[[ MATERIAL PROVIDED open ]]

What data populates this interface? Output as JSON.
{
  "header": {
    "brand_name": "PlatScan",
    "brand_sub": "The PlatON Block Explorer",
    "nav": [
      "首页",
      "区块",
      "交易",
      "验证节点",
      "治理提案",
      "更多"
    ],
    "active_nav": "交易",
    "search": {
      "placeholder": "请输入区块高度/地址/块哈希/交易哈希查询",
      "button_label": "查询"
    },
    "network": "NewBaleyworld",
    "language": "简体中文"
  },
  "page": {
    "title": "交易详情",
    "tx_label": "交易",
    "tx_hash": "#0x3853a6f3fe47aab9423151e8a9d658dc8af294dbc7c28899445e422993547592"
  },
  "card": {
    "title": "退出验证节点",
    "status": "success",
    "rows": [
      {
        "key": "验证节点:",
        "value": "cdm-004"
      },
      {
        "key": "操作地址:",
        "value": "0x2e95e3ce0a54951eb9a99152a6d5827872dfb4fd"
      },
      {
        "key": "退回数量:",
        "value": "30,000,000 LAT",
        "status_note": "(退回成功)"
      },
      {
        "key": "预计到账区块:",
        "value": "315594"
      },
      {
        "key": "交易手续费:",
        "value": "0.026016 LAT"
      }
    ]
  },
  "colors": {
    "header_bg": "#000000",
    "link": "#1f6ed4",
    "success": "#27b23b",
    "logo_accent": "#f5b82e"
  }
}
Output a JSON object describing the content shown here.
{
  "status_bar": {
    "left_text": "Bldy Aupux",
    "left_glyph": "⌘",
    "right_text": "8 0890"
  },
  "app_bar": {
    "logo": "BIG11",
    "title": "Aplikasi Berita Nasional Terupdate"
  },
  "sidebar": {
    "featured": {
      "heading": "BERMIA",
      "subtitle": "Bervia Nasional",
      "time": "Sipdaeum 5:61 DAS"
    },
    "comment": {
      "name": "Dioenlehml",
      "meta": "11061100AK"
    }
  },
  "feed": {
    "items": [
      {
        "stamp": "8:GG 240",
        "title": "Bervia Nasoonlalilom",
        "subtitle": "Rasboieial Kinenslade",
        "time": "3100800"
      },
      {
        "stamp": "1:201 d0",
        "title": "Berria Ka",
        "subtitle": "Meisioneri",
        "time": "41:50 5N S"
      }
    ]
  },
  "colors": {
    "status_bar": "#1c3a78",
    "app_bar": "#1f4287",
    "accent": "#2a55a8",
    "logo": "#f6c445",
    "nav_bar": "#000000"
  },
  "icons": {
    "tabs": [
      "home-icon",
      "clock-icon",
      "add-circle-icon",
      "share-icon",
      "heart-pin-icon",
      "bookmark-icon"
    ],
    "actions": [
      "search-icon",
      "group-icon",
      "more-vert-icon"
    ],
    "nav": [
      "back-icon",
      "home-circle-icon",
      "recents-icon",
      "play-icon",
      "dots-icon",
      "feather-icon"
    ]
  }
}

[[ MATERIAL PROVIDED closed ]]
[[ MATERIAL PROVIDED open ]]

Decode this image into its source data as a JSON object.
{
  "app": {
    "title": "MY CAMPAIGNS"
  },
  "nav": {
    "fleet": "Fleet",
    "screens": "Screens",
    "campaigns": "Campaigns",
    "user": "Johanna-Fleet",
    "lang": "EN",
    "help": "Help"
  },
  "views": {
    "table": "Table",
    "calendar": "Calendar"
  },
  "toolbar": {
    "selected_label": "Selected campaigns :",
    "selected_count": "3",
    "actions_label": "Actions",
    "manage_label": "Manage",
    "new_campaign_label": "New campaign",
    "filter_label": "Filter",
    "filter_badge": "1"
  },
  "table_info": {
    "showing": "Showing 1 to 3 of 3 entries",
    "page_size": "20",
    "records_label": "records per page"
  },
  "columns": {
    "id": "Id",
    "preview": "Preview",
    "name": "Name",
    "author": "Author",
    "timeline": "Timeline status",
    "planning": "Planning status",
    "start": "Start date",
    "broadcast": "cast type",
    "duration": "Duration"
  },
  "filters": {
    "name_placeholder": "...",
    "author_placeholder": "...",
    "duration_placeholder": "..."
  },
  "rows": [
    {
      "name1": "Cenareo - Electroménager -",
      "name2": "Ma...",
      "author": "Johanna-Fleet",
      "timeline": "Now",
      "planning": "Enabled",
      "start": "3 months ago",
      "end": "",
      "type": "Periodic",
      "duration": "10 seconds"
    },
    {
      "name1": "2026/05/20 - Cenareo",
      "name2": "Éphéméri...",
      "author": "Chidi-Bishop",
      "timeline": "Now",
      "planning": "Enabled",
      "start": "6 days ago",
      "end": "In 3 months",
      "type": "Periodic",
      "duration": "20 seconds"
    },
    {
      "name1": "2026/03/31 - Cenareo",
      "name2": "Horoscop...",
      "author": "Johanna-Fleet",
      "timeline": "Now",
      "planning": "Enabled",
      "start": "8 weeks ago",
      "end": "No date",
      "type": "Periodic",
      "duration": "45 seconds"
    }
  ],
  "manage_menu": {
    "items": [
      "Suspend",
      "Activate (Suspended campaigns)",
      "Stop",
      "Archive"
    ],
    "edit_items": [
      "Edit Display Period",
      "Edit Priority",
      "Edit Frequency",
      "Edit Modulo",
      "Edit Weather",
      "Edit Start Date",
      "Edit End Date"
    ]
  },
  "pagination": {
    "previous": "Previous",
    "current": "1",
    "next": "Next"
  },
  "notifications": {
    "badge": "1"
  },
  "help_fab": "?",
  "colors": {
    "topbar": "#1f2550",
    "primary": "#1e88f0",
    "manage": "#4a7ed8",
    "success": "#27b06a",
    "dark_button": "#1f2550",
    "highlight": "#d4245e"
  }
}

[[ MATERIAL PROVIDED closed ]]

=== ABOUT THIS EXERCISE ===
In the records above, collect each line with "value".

=== EXERCISE RESPONSE ===
        "value": "cdm-004"
        "value": "0x2e95e3ce0a54951eb9a99152a6d5827872dfb4fd"
        "value": "30,000,000 LAT",
        "value": "315594"
        "value": "0.026016 LAT"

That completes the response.